As BV Doshi celebrates his 90th birthday on August 26, AD takes its readers on a photo tour of his most iconic buildings
Completed in 1989, this Township was designed to establish a sense of community and facilitate harmony between the built environment and its inhabitants. It was also the recipient of the prestigious Aga Khan Award for Architecture in 1996.
One of Doshi’s older projects, construction on this complex began in 1956 and was completed in 1960. The ATIRA factory and its homes are located in a green front area at the Indian Institute of Management. It is a small complex that reveals many similarities to Le Corbusier’s projects.
The ECIL township was built by Doshi between 1969 and 1971, and was part of a planned expansion of the Hyderabad electronics industry. The settlement is about 15 km from the centre of Hyderabad. Doshi designed the structure specifically for Hyderabad’s climate, by using charts to establish sun angles and wind direction so that it can best exploit it through openings and shorts.
Another economically driven housing project, this eco-friendly township was designed as part of the expansion of the Indian Farmers Fertilizer Co-operative Ltd.
Inaugurated in 2001, the new building of Jnana-Pravaha, was christened Pratichi, by then Governor of Uttar Pradesh, Professor Vishnu Kant Shastri. The building houses a multi-purpose hall, seminar and classrooms, an exhibition area, a library, museum, and an entire block dedicated to the administration.
Built in this hometown of Pune, this performance art centre took more than 10 years to complete, starting in 1990 to 2001
A truly Brutalist building, a series of rigid concrete folded plates frame the outer shell to this hall. The hall, located on the banks of Sabarmati River, was designed by Doshi in 1966. Inside the hall is a ‘seating bowl’ with a capacity of 700.
Designed in 1973 for the Life Insurance Corporation in Ahmedabad, this complex was locally called Bima Nagar. It consists of 324 units arranged in a duplex terraced unit scheme on 54 plots. The initial development was focused on efficient provision of sites and services with a phased plan for growth.
The iconic roofscape of Sangath is easy to recognise. The space features a series of sunken vaults sheathed in China mosaic, a small terraced amphitheatre with intricate water details.
We couldn’t really stop at 9, so here’s bonus 5!
CEPT UNIVERSITY, AHMEDABAD
CEPT’s motto in many ways has been to build the professional capacities of its students—and the architecture and planning reflect this. The exposed brick buildings combined with the vast open spaces and lawns have an ageless charm.
PREMABHAI HALL, AHMEDABAD
While the hall had ceased operation because of fire safety concerns, in 2009 it was announced that the hall will get a new lease of life as a City Centre. This revitalization was part of the development of the Pedestrian Pathway and Plaza between Bhadra Fort and Teen Darwaza.

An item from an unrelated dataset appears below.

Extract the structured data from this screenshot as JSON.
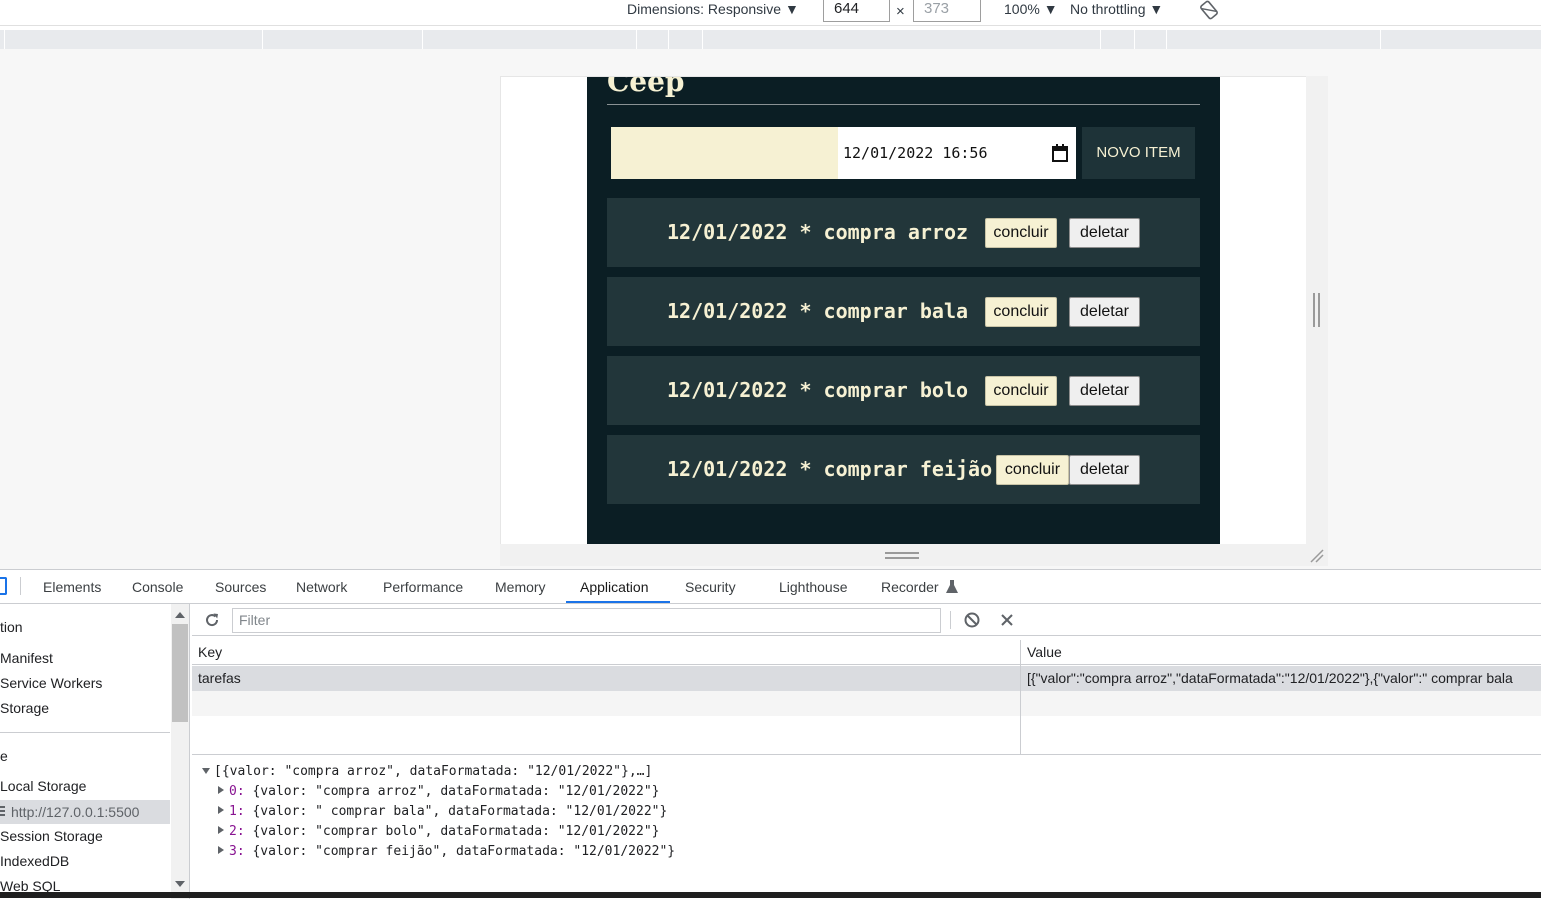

AMNAVAD NI GUFA
Previously known as Husain-Doshi ni Gufa, this underground art gallery was completed in 1995 to showcase the works of MH Husain. The gallery is a juxtaposition of architecture and art. The cave-like underground structure has tree-like columns that support the multiple interconnected domes, which are covered with a mosaic of tiles.
VIDYADHAR NAGAR, JAIPUR
In the 1980s, BV Doshi was commissioned to plan this vast new township situated in the north-west of the walled city of Jaipur. It is proposed to accommodate over a 100,000 people on a 400-hectare site. The plan is a mix of wide central avenues and tight secondary streets with protective approach roads, a perfect blend of Chandigarh and Jaipur.
NATIONAL INSTITUTE OF FASHION TECHNOLOGY, NEW DELHI
Completed in 1986, while the campus occupies the entire plot, they are strategically clustered to form units comprising of classrooms, labs, common lobby, and service spaces.